Despite the efficacy in reducing acute rejection events in organ transplanted subjects, long term therapy with cyclosporine A is associated with increased atherosclerotic cardiovascular morbidity. We studied whether this drug affects the antiatherogenic process of the reverse cholesterol transport from macrophages in vivo. Cyclosporine A 50 mg/kg/d was administered to C57BL/6 mice by subcutaneous injection for 14 days. Macrophage reverse cholesterol transport was assessed by following [(3)H]-cholesterol mobilization from pre-labeled intraperitoneally injected macrophages, expressing or not apolipoprotein E, to plasma, liver and feces. The pharmacological treatment significantly reduced the amount of radioactive sterols in the feces, independently on the expression of apolipoprotein E in the macrophages injected into recipient mice and in absence of changes of plasma levels of high density lipoprotein-cholesterol. Gene expression analysis revealed that cyclosporine A inhibited the hepatic levels of cholesterol 7-alpha-hydroxylase, concomitantly with the increase in hepatic and intestinal expression of ATP Binding Cassette G5. However, the in vivo relevance of the last observation was challenged by the demonstration that mice treated or not with cyclosporine A showed the same levels of circulating beta-sitosterol. These results indicate that treatment of mice with cyclosporine A impaired the macrophage reverse cholesterol transport by reducing fecal sterol excretion, possibly through the inhibition of cholesterol 7-alpha-hydroxylase expression.
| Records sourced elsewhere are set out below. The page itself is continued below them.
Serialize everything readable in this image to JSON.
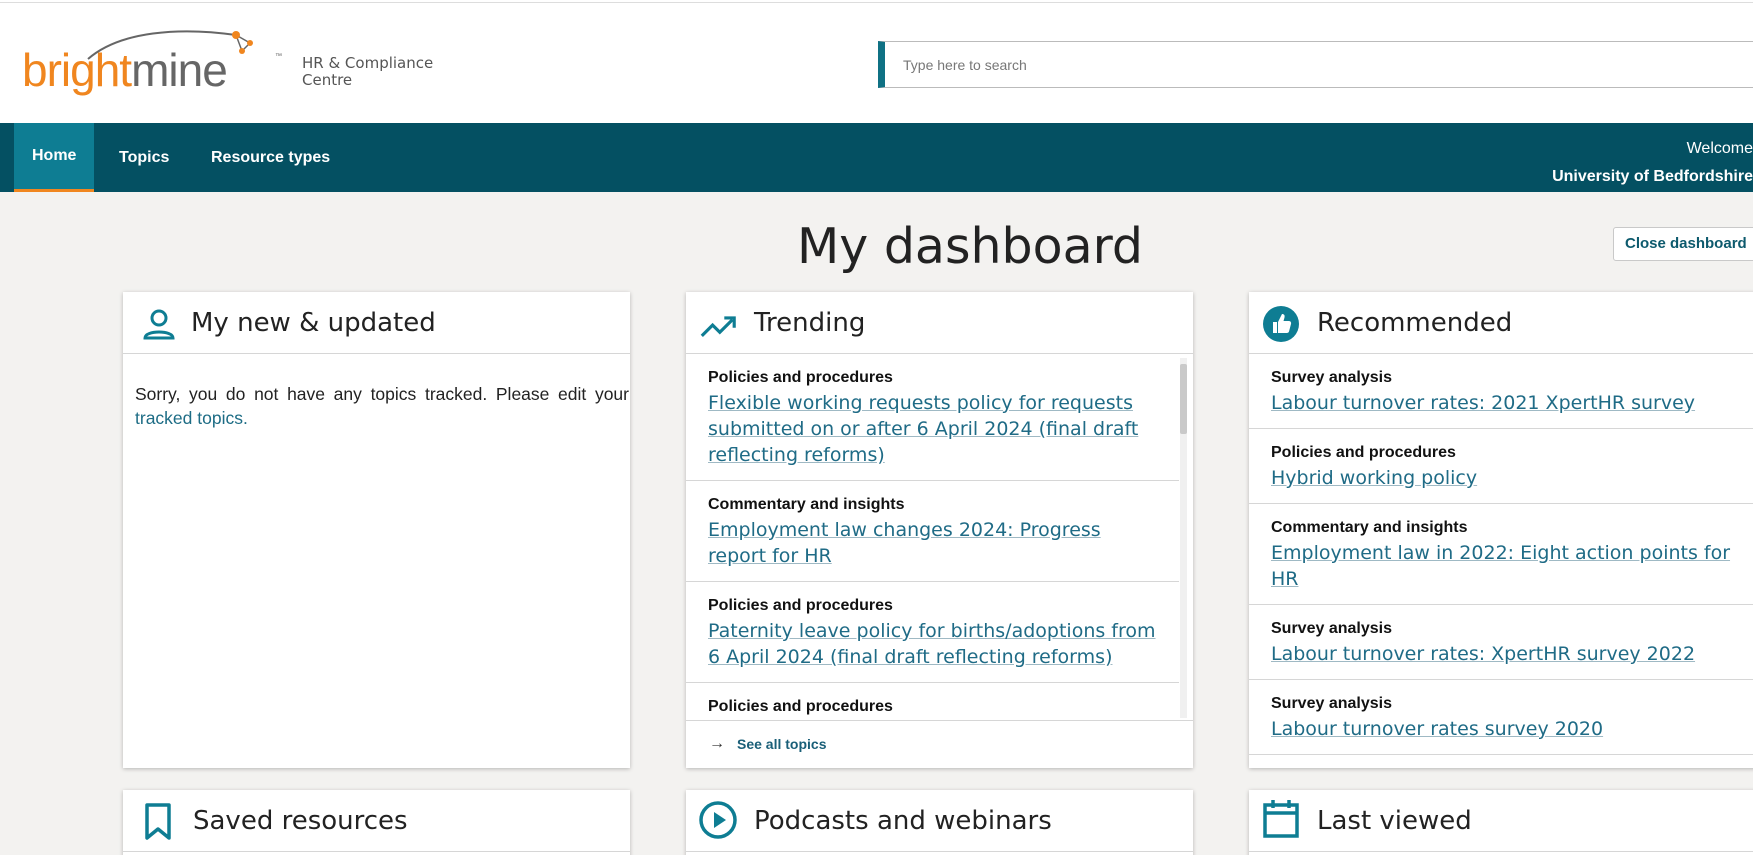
{
  "header": {
    "logo": {
      "part1": "bright",
      "part2": "mine",
      "tm": "™"
    },
    "tagline": "HR & Compliance Centre",
    "search_placeholder": "Type here to search"
  },
  "nav": {
    "items": [
      {
        "label": "Home",
        "active": true
      },
      {
        "label": "Topics",
        "active": false
      },
      {
        "label": "Resource types",
        "active": false
      }
    ],
    "welcome": "Welcome",
    "org": "University of Bedfordshire"
  },
  "main": {
    "title": "My dashboard",
    "close_label": "Close dashboard"
  },
  "cards": {
    "new_updated": {
      "title": "My new & updated",
      "icon": "person-icon",
      "message": "Sorry, you do not have any topics tracked. Please edit your ",
      "link": "tracked topics."
    },
    "trending": {
      "title": "Trending",
      "icon": "trending-up-icon",
      "items": [
        {
          "category": "Policies and procedures",
          "title": "Flexible working requests policy for requests submitted on or after 6 April 2024 (final draft reflecting reforms)"
        },
        {
          "category": "Commentary and insights",
          "title": "Employment law changes 2024: Progress report for HR"
        },
        {
          "category": "Policies and procedures",
          "title": "Paternity leave policy for births/adoptions from 6 April 2024 (final draft reflecting reforms)"
        },
        {
          "category": "Policies and procedures",
          "title": ""
        }
      ],
      "see_all": "See all topics"
    },
    "recommended": {
      "title": "Recommended",
      "icon": "thumbs-up-icon",
      "items": [
        {
          "category": "Survey analysis",
          "title": "Labour turnover rates: 2021 XpertHR survey"
        },
        {
          "category": "Policies and procedures",
          "title": "Hybrid working policy"
        },
        {
          "category": "Commentary and insights",
          "title": "Employment law in 2022: Eight action points for HR"
        },
        {
          "category": "Survey analysis",
          "title": "Labour turnover rates: XpertHR survey 2022"
        },
        {
          "category": "Survey analysis",
          "title": "Labour turnover rates survey 2020"
        }
      ]
    },
    "saved": {
      "title": "Saved resources",
      "icon": "bookmark-icon"
    },
    "podcasts": {
      "title": "Podcasts and webinars",
      "icon": "play-circle-icon"
    },
    "last_viewed": {
      "title": "Last viewed",
      "icon": "calendar-icon"
    }
  },
  "colors": {
    "brand_orange": "#f0861f",
    "nav_teal": "#045062",
    "active_teal": "#0e7d93",
    "link": "#1f6b86"
  }
}
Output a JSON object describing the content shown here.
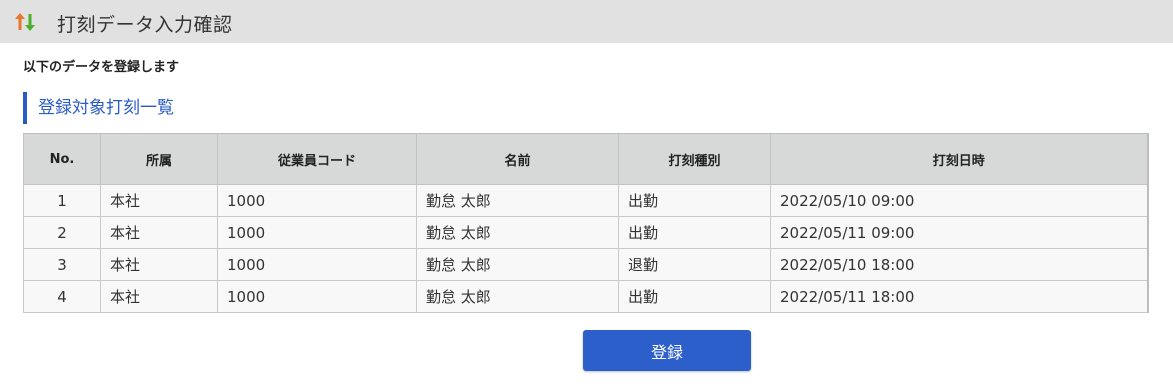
{
  "header": {
    "title": "打刻データ入力確認",
    "icon": "up-down-arrows-icon"
  },
  "intro_text": "以下のデータを登録します",
  "section_title": "登録対象打刻一覧",
  "table": {
    "columns": [
      "No.",
      "所属",
      "従業員コード",
      "名前",
      "打刻種別",
      "打刻日時"
    ],
    "rows": [
      {
        "no": "1",
        "dept": "本社",
        "code": "1000",
        "name": "勤怠 太郎",
        "type": "出勤",
        "datetime": "2022/05/10 09:00"
      },
      {
        "no": "2",
        "dept": "本社",
        "code": "1000",
        "name": "勤怠 太郎",
        "type": "出勤",
        "datetime": "2022/05/11 09:00"
      },
      {
        "no": "3",
        "dept": "本社",
        "code": "1000",
        "name": "勤怠 太郎",
        "type": "退勤",
        "datetime": "2022/05/10 18:00"
      },
      {
        "no": "4",
        "dept": "本社",
        "code": "1000",
        "name": "勤怠 太郎",
        "type": "出勤",
        "datetime": "2022/05/11 18:00"
      }
    ]
  },
  "register_button_label": "登録",
  "colors": {
    "accent": "#2d5fca",
    "header_bg": "#e1e1e1",
    "arrow_up": "#e8772e",
    "arrow_down": "#4caf2a"
  }
}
The current observation may provide a potential mechanism for the high incidence of atherosclerotic coronary artery disease following the immunosuppressant therapy in organ transplanted recipients.
Zanotti, I., Greco, D., Lusardi, G., Zimetti, F., Potì, F., Arnaboldi, L., … Bernini, F. (2013). Cyclosporine A Impairs the Macrophage Reverse Cholesterol Transport in Mice by Reducing Sterol Fecal Excretion. PLoS ONE, 8(8). https://doi.org/10.1371/journal.pone.0071572